In any case, as was his custom, Musashi showed up late—so as to mindfuck his opponent and make them angry or nervous. This time however, he threw in a free extra.
He didn’t come with a sword.
Instead, he showed up with…
Wait for it.
A wooden practice sword that he had carved out of a boat oar.
Yeah. This was worse than an insult. This was Musashi saying that Kojiro was unfit to have even his blood grace Musashi’s blade, the equivalent of…
I’m not even sure I can think of something insulting enough without resorting to racial slurs or profound queries as to whether a person’s mother maintains virtue and decorum at all times.
But despite appearances, Musashi had this all planned out. You see, the great advantage of the Niten Ichi Ryu sword style was an incredibly long reach, as well as simultaneous attack-and-defense capability. So when he was making the wooden blade, Musashi made sure it was a few inches longer than a typical nodachi.

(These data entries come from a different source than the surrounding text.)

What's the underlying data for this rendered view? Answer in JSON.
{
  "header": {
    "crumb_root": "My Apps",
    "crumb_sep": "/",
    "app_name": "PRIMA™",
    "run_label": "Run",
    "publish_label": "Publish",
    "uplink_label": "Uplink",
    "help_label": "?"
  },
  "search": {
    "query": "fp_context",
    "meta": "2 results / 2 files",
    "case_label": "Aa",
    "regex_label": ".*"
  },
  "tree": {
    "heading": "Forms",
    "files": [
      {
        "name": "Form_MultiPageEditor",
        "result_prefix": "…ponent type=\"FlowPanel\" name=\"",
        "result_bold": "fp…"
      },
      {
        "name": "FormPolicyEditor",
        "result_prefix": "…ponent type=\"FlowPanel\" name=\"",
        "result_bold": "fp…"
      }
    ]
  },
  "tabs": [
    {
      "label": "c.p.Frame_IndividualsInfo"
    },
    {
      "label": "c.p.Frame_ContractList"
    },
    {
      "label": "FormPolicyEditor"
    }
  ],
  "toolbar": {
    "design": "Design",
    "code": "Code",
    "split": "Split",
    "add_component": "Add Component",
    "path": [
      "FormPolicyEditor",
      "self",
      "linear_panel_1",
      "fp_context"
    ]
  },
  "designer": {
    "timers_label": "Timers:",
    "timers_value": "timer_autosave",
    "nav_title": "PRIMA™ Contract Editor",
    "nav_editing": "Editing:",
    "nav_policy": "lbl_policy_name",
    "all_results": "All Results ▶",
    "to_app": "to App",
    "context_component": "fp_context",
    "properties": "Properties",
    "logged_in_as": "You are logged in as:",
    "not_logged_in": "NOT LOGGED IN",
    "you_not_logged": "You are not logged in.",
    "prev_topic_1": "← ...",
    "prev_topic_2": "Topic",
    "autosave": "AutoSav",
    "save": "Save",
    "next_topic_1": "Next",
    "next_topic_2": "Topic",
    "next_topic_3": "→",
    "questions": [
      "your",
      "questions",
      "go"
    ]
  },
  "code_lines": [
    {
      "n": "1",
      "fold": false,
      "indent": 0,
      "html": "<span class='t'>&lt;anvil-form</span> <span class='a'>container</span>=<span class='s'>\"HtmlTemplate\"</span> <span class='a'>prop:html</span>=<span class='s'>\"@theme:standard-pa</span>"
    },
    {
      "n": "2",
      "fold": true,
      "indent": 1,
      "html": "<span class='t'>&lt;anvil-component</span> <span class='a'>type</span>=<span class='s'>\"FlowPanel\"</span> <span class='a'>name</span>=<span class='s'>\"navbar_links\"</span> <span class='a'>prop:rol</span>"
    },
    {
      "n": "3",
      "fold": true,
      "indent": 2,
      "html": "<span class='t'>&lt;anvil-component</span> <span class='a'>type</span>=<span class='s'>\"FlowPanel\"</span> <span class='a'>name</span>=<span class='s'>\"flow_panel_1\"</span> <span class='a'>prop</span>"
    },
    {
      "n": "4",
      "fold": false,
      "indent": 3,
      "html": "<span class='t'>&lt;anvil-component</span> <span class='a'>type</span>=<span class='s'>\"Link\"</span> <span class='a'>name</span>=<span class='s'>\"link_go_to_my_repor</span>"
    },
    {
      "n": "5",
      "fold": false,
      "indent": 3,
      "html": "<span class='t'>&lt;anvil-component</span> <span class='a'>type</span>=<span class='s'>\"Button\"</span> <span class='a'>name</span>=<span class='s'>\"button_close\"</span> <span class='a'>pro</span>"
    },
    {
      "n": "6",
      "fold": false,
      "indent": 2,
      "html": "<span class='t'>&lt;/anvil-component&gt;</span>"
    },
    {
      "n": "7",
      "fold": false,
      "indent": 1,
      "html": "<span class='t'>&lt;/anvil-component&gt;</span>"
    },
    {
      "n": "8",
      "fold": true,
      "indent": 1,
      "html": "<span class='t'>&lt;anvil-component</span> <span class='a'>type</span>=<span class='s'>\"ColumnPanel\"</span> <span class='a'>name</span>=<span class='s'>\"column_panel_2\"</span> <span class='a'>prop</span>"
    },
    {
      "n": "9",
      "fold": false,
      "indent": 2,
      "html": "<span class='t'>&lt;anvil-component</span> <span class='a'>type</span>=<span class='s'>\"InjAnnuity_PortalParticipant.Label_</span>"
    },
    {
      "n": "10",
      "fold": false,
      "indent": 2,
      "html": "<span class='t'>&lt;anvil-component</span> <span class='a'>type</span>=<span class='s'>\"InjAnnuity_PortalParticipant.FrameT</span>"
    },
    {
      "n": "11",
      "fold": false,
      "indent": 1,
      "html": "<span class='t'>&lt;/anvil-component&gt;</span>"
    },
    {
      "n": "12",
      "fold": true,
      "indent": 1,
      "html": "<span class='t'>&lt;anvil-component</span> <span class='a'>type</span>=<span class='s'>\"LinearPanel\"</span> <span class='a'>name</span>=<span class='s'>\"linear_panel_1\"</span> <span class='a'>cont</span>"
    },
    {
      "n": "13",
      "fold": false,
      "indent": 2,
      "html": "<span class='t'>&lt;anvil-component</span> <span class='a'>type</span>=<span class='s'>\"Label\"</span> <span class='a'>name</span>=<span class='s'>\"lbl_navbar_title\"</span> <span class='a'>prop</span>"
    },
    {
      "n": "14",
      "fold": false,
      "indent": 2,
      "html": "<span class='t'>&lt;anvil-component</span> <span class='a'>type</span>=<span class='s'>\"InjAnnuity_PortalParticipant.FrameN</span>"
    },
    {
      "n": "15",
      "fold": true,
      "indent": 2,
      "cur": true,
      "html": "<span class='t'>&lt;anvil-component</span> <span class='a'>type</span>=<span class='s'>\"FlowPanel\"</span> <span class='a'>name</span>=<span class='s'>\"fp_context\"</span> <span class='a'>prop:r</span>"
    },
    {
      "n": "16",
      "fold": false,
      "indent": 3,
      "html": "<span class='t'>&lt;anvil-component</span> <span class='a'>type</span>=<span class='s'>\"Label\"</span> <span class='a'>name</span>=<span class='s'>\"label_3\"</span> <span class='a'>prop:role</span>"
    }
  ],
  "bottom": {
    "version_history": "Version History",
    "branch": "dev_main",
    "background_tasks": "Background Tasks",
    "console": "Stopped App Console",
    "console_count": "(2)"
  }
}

Thus, when Kojiro charged in, Musashi immediately used his blade's longer reach to bring his sword down on Kojiro’s head, smashing his skull and killing him instantly.
And that was it.
Musashi went on to win more than 60 duels in his life. But as he grew older he got tired of winning so much and never encountering a challenge. As such, he retired to isolation in the mountains of Japan, spending years writing about the true meaning of being a warrior.
The result was the book we know today as “The Book of Five Rings” or Go Rin No Sho, which is still studied even today by businessmen and military strategists.
Also, it’s fucking awesome. Among its many gems—I’m not lying when I say it is extremely profound—is a technique so awesome that I feel as if I had looked upon the face of God himself.
Or seen Scarlett Johansson naked. Yeah, I’ll go with that.
Oh, right. The technique. It’s called “Stabbing the Face": When you are even with an opponent, it is essential to keep thinking of stabbing him in the face with the tip of your sword in the intervals between the opponent's sword blows and your own sword blows. When you have the intention of stabbing your opponent in the face, he will try to get both his face and body out of the way. In the midst of battle, as soon as an opponent tries to get out of the way, you have already won. Therefore it is imperative not to forget the technique of "stabbing the face." This should be cultivated in the course of practicing martial arts.